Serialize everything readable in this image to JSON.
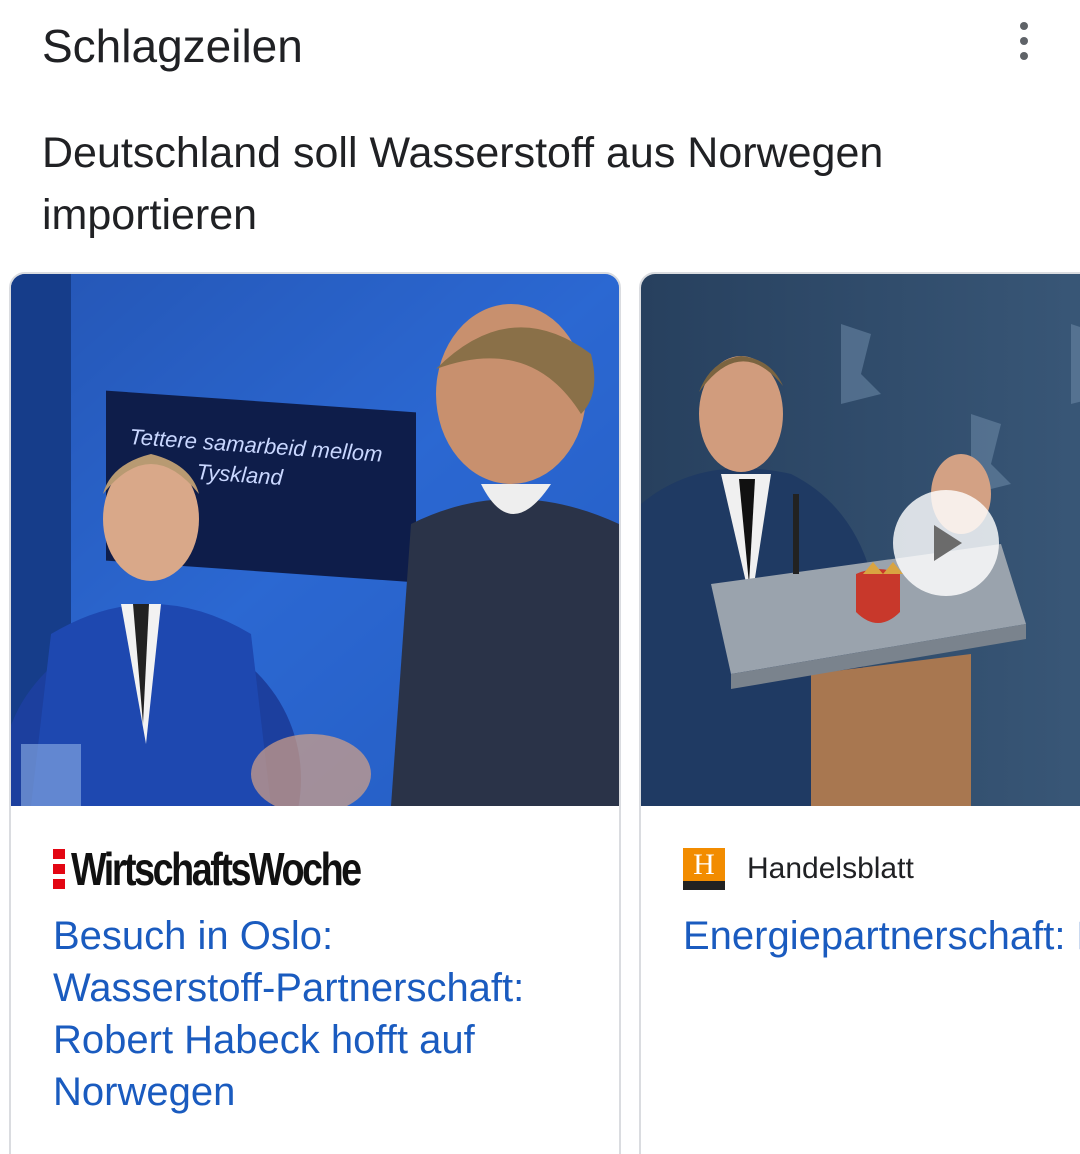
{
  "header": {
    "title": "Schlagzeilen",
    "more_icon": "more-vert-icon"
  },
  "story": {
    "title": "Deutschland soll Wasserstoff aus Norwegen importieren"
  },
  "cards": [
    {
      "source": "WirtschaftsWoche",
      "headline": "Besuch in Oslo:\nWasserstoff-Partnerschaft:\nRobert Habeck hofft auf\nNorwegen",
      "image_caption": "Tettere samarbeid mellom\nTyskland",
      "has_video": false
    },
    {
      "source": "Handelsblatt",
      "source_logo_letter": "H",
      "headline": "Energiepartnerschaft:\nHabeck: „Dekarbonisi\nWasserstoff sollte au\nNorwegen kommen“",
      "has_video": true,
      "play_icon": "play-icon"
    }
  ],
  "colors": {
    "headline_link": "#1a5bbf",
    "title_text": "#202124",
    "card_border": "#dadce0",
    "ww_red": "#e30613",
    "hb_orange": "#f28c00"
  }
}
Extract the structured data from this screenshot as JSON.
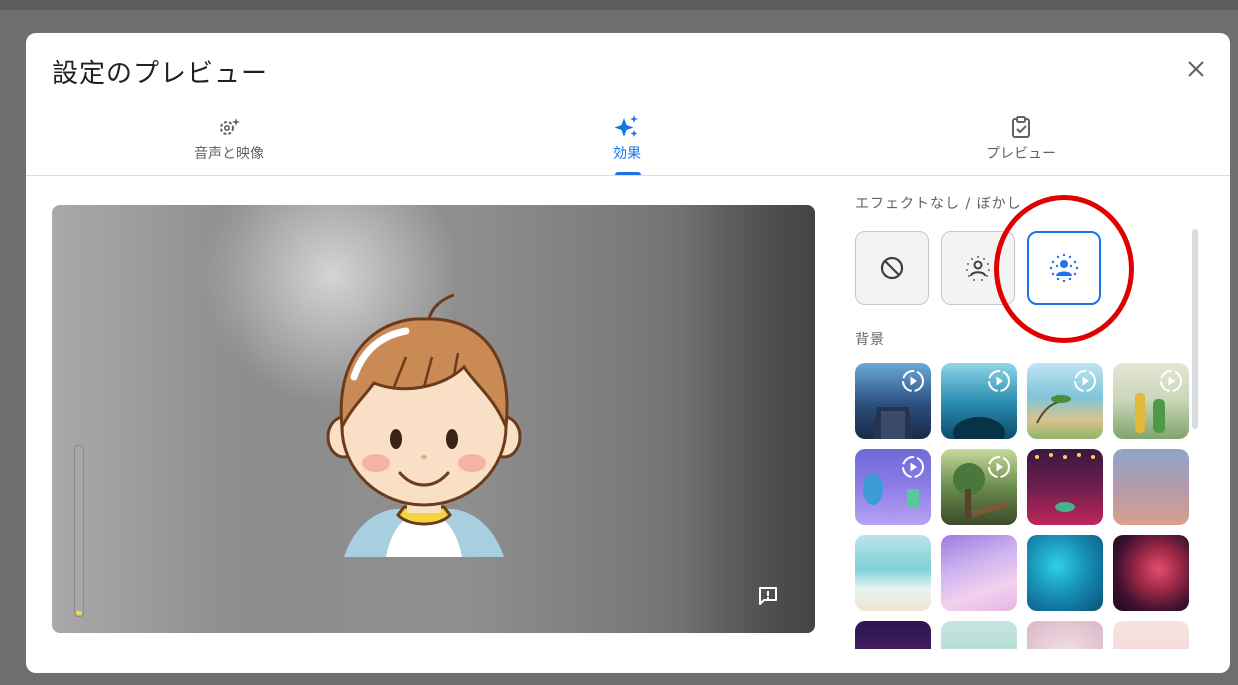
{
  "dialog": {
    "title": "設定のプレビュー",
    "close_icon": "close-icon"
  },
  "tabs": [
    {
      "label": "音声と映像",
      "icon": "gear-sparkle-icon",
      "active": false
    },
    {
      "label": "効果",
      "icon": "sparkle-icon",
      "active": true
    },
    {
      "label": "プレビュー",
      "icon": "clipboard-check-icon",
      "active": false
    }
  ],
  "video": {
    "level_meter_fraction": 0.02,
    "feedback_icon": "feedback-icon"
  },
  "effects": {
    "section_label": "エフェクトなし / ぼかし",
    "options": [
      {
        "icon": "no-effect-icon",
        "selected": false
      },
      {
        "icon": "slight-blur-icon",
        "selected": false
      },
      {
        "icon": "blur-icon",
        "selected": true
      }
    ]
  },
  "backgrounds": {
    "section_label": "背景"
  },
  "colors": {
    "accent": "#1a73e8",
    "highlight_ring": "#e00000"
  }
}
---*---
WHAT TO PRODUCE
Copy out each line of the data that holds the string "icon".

SOLUTION FOR THIS TASK
    "more_icon": "more-vert-icon"
      "play_icon": "play-icon"
    "close_icon": "close-icon"
      "icon": "gear-sparkle-icon",
      "icon": "sparkle-icon",
      "icon": "clipboard-check-icon",
    "feedback_icon": "feedback-icon"
        "icon": "no-effect-icon",
        "icon": "slight-blur-icon",
        "icon": "blur-icon",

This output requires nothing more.